What you will find is that with time people will start to experiment with their expression more with age. This is the deconstruction of those societal walls in progress. Gradually breaking down what we have been told for years takes time, and we gradually start to be happier with non-conformity. I remember years ago I hated the idea of even having my ear pierced as I wanted to avoid seeming gay. Now; I have both ears pieces and only really wear women’s jewellery, I have my nose pierced, my nails painted, and even the bags and clothes I buy are often meant to be for women. This takes time.
Internalised homophobia can be as small as criticising someone else within the queer community; criticising other gays for being too feminine, criticising other gays for their body image, and the long-lasting unfortunate concept of “bottom-shaming”, yes it is a real thing. Bottom shaming comes from a place of internalised homophobia, it’s the act that bottoms within the community are seen as weaker and less of a “man”. This act of shaming comes from a deep-rooted misogyny. The idea that being to submissive one or the “receiver” is reflected in a females role in heterosexual sex, and that women are in some way less. This is a way of some queer people feeling somewhat superior to others within their community, rather than being supportive. Whether you’d admit it or not, this is a type of internalised homophobia.
The most infuriating part of internalised homophobia for me is the denial by some that homophobia actually still exists. Like sis, that privilege must be real cozy. I have spoken to several people over the years who have stated that we no longer need pride as it brings attention to the fact we’re different or “we have our rights, people will accept us more if we don’t throw it in their faces”. This is so dismissive of the generations of struggles that queer people have faced. It’s almost as if we spent years being persecuted by society and told to conform, and after years of fighting when we finally start to become accepted, people then say “you’ve got what you wanted, why are you still taking about it?”. It’s commemorating the struggles we have been through and celebrating that it’s ok to be different.
The aversion to pride comes from a place of still wanting to fit in or in some way appease the straight community, this is deep-rooted in ignorance. If we were in a society were where every single child could grow up fearless of being whoever they wanted to be knowing that people grow up accepted, THEN we would have achieved our goal. But, we are generations away from that. So long as even so much as a single child grows up with fear of who they are then there is still work to be done.
So, what actually is internalised homophobia? It’s the belief that we still in someway need to appease society by being intolerant of others within the queer community. It’s the belief that we are in someway superior to other members of the community. It’s the proclamation of self-love whilst still being subconsciously apprehensive when expressing our identity.
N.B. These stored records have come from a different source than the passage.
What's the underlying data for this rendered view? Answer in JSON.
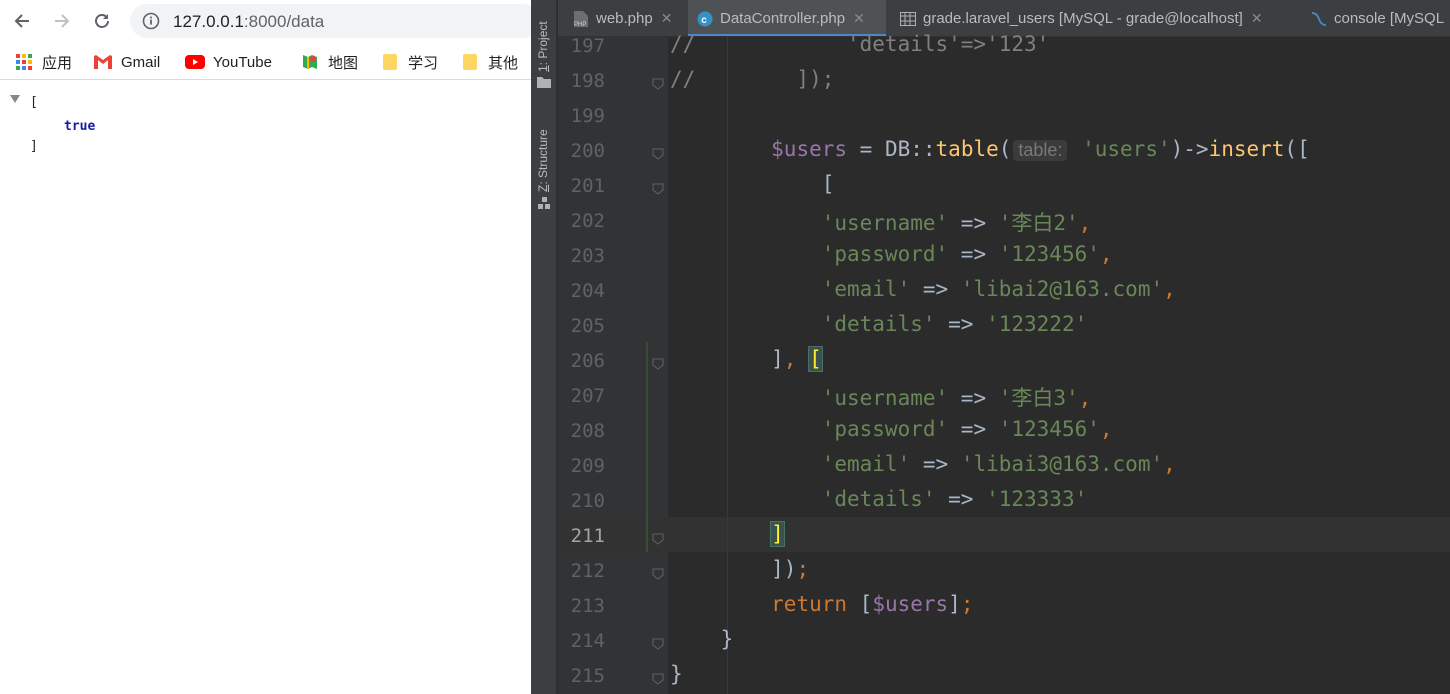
{
  "browser": {
    "nav": {
      "back_icon": "arrow-left-icon",
      "forward_icon": "arrow-right-icon",
      "reload_icon": "reload-icon"
    },
    "omnibox": {
      "host": "127.0.0.1",
      "rest": ":8000/data",
      "info_icon": "info-icon"
    },
    "bookmarks": [
      {
        "label": "应用",
        "icon": "apps-grid-icon"
      },
      {
        "label": "Gmail",
        "icon": "gmail-icon"
      },
      {
        "label": "YouTube",
        "icon": "youtube-icon"
      },
      {
        "label": "地图",
        "icon": "maps-icon"
      },
      {
        "label": "学习",
        "icon": "folder-icon"
      },
      {
        "label": "其他",
        "icon": "folder-icon"
      }
    ],
    "json_view": {
      "open": "[",
      "value": "true",
      "close": "]"
    }
  },
  "ide": {
    "side_tools": [
      {
        "num": "1",
        "label": "Project"
      },
      {
        "num": "Z",
        "label": "Structure"
      }
    ],
    "tabs": [
      {
        "label": "web.php",
        "icon": "php-file-icon",
        "active": false
      },
      {
        "label": "DataController.php",
        "icon": "php-class-icon",
        "active": true
      },
      {
        "label": "grade.laravel_users [MySQL - grade@localhost]",
        "icon": "table-icon",
        "active": false
      },
      {
        "label": "console [MySQL",
        "icon": "console-icon",
        "active": false
      }
    ],
    "current_line": "211",
    "inlay_hint": "table:",
    "lines": [
      {
        "n": "197",
        "text": "//            'details'=>'123'"
      },
      {
        "n": "198",
        "text": "//        ]);"
      },
      {
        "n": "199",
        "text": ""
      },
      {
        "n": "200",
        "text": "        $users = DB::table( 'users')->insert(["
      },
      {
        "n": "201",
        "text": "            ["
      },
      {
        "n": "202",
        "text": "            'username' => '李白2',"
      },
      {
        "n": "203",
        "text": "            'password' => '123456',"
      },
      {
        "n": "204",
        "text": "            'email' => 'libai2@163.com',"
      },
      {
        "n": "205",
        "text": "            'details' => '123222'"
      },
      {
        "n": "206",
        "text": "        ], ["
      },
      {
        "n": "207",
        "text": "            'username' => '李白3',"
      },
      {
        "n": "208",
        "text": "            'password' => '123456',"
      },
      {
        "n": "209",
        "text": "            'email' => 'libai3@163.com',"
      },
      {
        "n": "210",
        "text": "            'details' => '123333'"
      },
      {
        "n": "211",
        "text": "        ]"
      },
      {
        "n": "212",
        "text": "        ]);"
      },
      {
        "n": "213",
        "text": "        return [$users];"
      },
      {
        "n": "214",
        "text": "    }"
      },
      {
        "n": "215",
        "text": "}"
      }
    ],
    "colors": {
      "editor_bg": "#2b2b2b",
      "gutter_bg": "#313335",
      "comment": "#808080",
      "string": "#6a8759",
      "variable": "#9876aa",
      "keyword": "#cc7832",
      "function": "#ffc66d",
      "bracket_match": "#ffef28",
      "active_tab_underline": "#4a88c7"
    }
  }
}
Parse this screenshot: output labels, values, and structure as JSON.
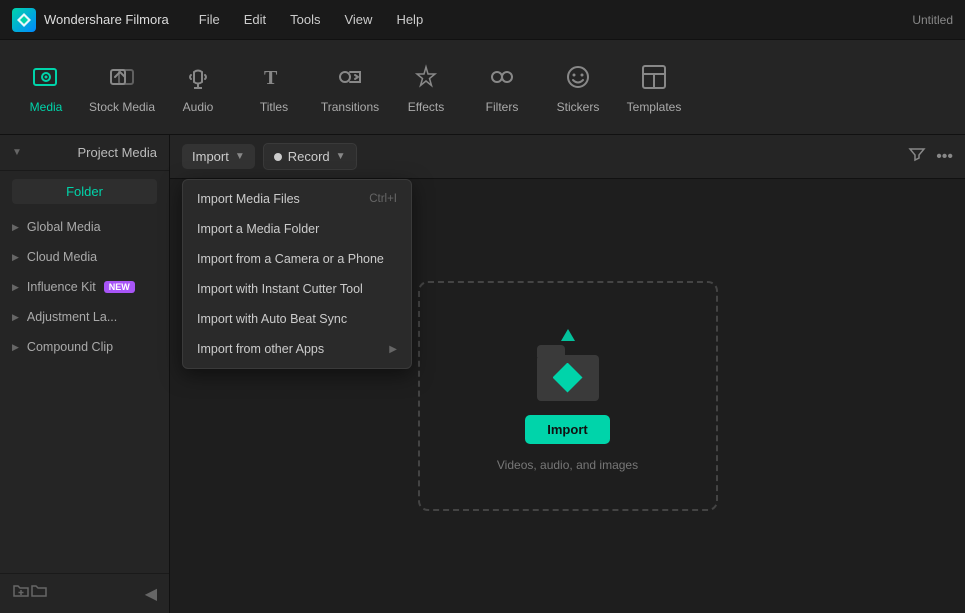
{
  "app": {
    "name": "Wondershare Filmora",
    "window_title": "Untitled"
  },
  "menu": {
    "items": [
      "File",
      "Edit",
      "Tools",
      "View",
      "Help"
    ]
  },
  "toolbar": {
    "items": [
      {
        "id": "media",
        "label": "Media",
        "icon": "media",
        "active": true
      },
      {
        "id": "stock-media",
        "label": "Stock Media",
        "icon": "stock-media",
        "active": false
      },
      {
        "id": "audio",
        "label": "Audio",
        "icon": "audio",
        "active": false
      },
      {
        "id": "titles",
        "label": "Titles",
        "icon": "titles",
        "active": false
      },
      {
        "id": "transitions",
        "label": "Transitions",
        "icon": "transitions",
        "active": false
      },
      {
        "id": "effects",
        "label": "Effects",
        "icon": "effects",
        "active": false
      },
      {
        "id": "filters",
        "label": "Filters",
        "icon": "filters",
        "active": false
      },
      {
        "id": "stickers",
        "label": "Stickers",
        "icon": "stickers",
        "active": false
      },
      {
        "id": "templates",
        "label": "Templates",
        "icon": "templates",
        "active": false
      }
    ]
  },
  "sidebar": {
    "header": "Project Media",
    "folder_btn": "Folder",
    "sections": [
      {
        "id": "global-media",
        "label": "Global Media",
        "badge": null
      },
      {
        "id": "cloud-media",
        "label": "Cloud Media",
        "badge": null
      },
      {
        "id": "influence-kit",
        "label": "Influence Kit",
        "badge": "NEW"
      },
      {
        "id": "adjustment-layer",
        "label": "Adjustment La...",
        "badge": null
      },
      {
        "id": "compound-clip",
        "label": "Compound Clip",
        "badge": null
      }
    ]
  },
  "content_toolbar": {
    "import_label": "Import",
    "record_label": "Record",
    "record_dot_label": "●"
  },
  "import_dropdown": {
    "items": [
      {
        "id": "import-media-files",
        "label": "Import Media Files",
        "shortcut": "Ctrl+I",
        "arrow": false
      },
      {
        "id": "import-media-folder",
        "label": "Import a Media Folder",
        "shortcut": "",
        "arrow": false
      },
      {
        "id": "import-camera-phone",
        "label": "Import from a Camera or a Phone",
        "shortcut": "",
        "arrow": false
      },
      {
        "id": "import-instant-cutter",
        "label": "Import with Instant Cutter Tool",
        "shortcut": "",
        "arrow": false
      },
      {
        "id": "import-auto-beat",
        "label": "Import with Auto Beat Sync",
        "shortcut": "",
        "arrow": false
      },
      {
        "id": "import-other-apps",
        "label": "Import from other Apps",
        "shortcut": "",
        "arrow": true
      }
    ]
  },
  "drop_zone": {
    "import_btn_label": "Import",
    "hint_text": "Videos, audio, and images"
  }
}
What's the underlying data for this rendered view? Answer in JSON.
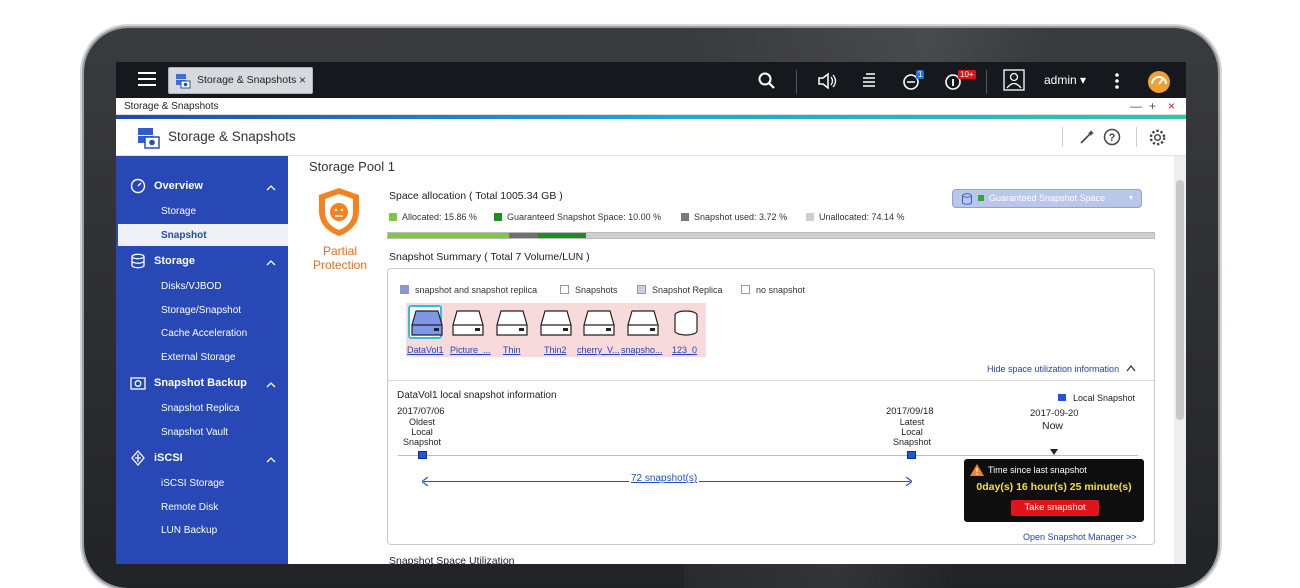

It’s a process coming to terms with internalised homophobia and is not something that we can overcome in one night, it takes time. But, recognising that we may be experiencing it is the first step.